Durviaux, Ann-Lawrence ULg

in Journal de Droit Européen [=JDE] (2012), 7/2012(n°191), 218

Detailed reference viewed: 32 (4 ULg)
Full Text
Peer Reviewed
See detailArrêt Cartesio : nouvelles précisions sur les modalités de transfert du siège social au regard de la liberté d'établissement
Pasteger, David ULg

in Journal des Tribunaux (2009), 41/2009

"En l'état actuel du droit communautaire, les articles 43 CE et 48 CE doivent être interprétés en ce sens qu'ils ne s'opposent pas à une réglementation d'un État membre qui empêche une société constituée ... [more ▼]

"En l'état actuel du droit communautaire, les articles 43 CE et 48 CE doivent être interprétés en ce sens qu'ils ne s'opposent pas à une réglementation d'un État membre qui empêche une société constituée en vertu du droit national de cet État membre de transférer son siège dans un autre État membre tout en gardant sa qualité de société relevant du droit national de l'État membre selon la législation duquel elle a été constituée" (C.J.C.E., 16 décembre 2008, aff.

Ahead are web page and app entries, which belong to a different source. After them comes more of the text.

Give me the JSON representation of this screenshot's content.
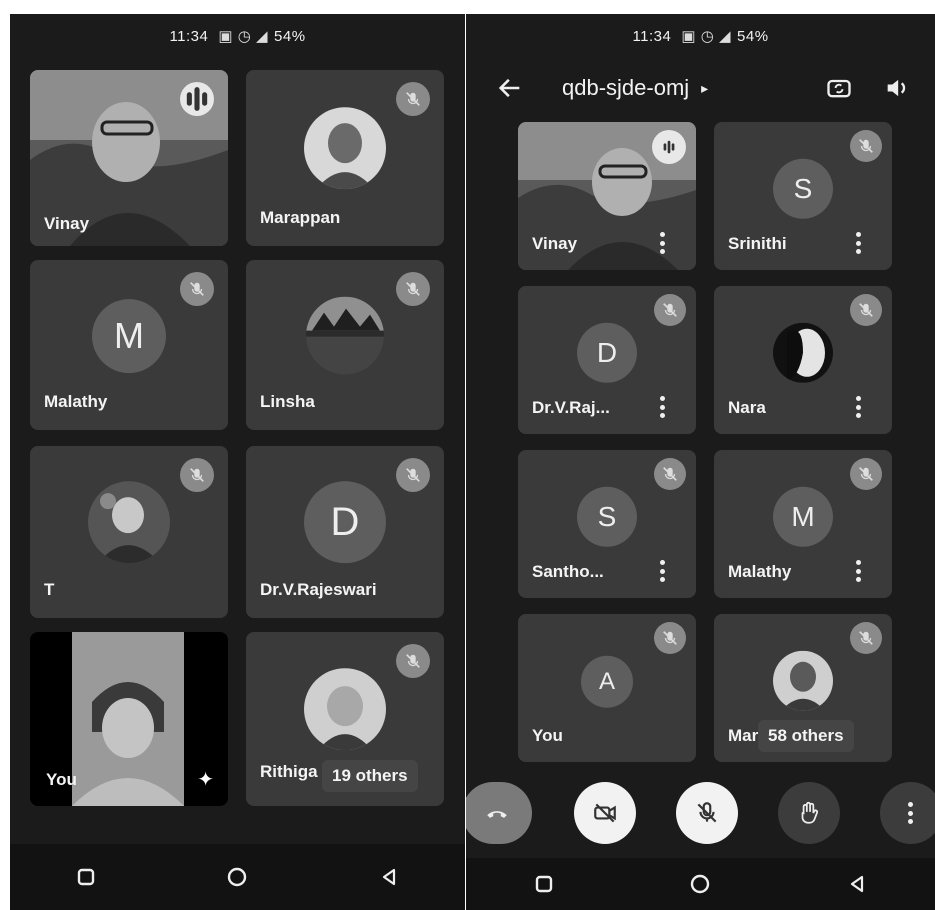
{
  "left": {
    "status_time": "11:34",
    "status_battery": "54%",
    "tiles": [
      {
        "name": "Vinay"
      },
      {
        "name": "Marappan"
      },
      {
        "name": "Malathy",
        "initial": "M"
      },
      {
        "name": "Linsha"
      },
      {
        "name": "T"
      },
      {
        "name": "Dr.V.Rajeswari",
        "initial": "D"
      },
      {
        "name": "You"
      },
      {
        "name": "Rithiga"
      }
    ],
    "others_label": "19 others"
  },
  "right": {
    "status_time": "11:34",
    "status_battery": "54%",
    "meeting_code": "qdb-sjde-omj",
    "tiles": [
      {
        "name": "Vinay"
      },
      {
        "name": "Srinithi",
        "initial": "S"
      },
      {
        "name": "Dr.V.Raj...",
        "initial": "D"
      },
      {
        "name": "Nara"
      },
      {
        "name": "Santho...",
        "initial": "S"
      },
      {
        "name": "Malathy",
        "initial": "M"
      },
      {
        "name": "You",
        "initial": "A"
      },
      {
        "name": "Mar"
      }
    ],
    "others_label": "58 others"
  },
  "icons": {
    "back": "arrow-left-icon",
    "switch_camera": "switch-camera-icon",
    "speaker": "speaker-icon",
    "mic_off": "mic-off-icon",
    "speaking": "audio-level-icon",
    "end_call": "end-call-icon",
    "camera_off": "camera-off-icon",
    "hand": "raise-hand-icon",
    "more": "more-vert-icon",
    "effects": "sparkle-icon"
  },
  "colors": {
    "background": "#1b1b1b",
    "tile": "#3a3a3a",
    "end_call": "#7a7a7a"
  }
}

C-210/06, Cartesio). [less ▲]

Detailed reference viewed: 416 (8 ULg)
Full Text
See detailL'arrêt Cobelfret de la CJCE et ses conséquences sur le régime des RDT
Richelle, Isabelle ULg

in Tax Audit & Accountancy (2009)

Detailed reference viewed: 82 (4 ULg)
Full Text
Peer Reviewed
See detailL'arrêt Copland ou l'espérance légitime du travailleur quant au caractère privé de ses communications
Kefer, Fabienne ULg; Cornelis, Sabine ULg

in Revue Trimestrielle des Droits de l'Homme (2009), 79

La subordination qui caractérise le contrat de travail ne permet pas à l’employeur de s’immiscer dans la vie privée de son travailleur par un contrôle de l’utilisation du téléphone, du courrier ... [more ▼]

La subordination qui caractérise le contrat de travail ne permet pas à l’employeur de s’immiscer dans la vie privée de son travailleur par un contrôle de l’utilisation du téléphone, du courrier électronique et de l’internet sur les lieux de travail, même lorsque ces outils sont destinés à des fins professionnelle, si le travailleur n’a pas été averti de la possibilité d’un contrôle et peut nourrir l’attente légitime que les informations relatives à ses communications ne soient pas relevées et stockées. [less ▲]

Detailed reference viewed: 185 (18 ULg)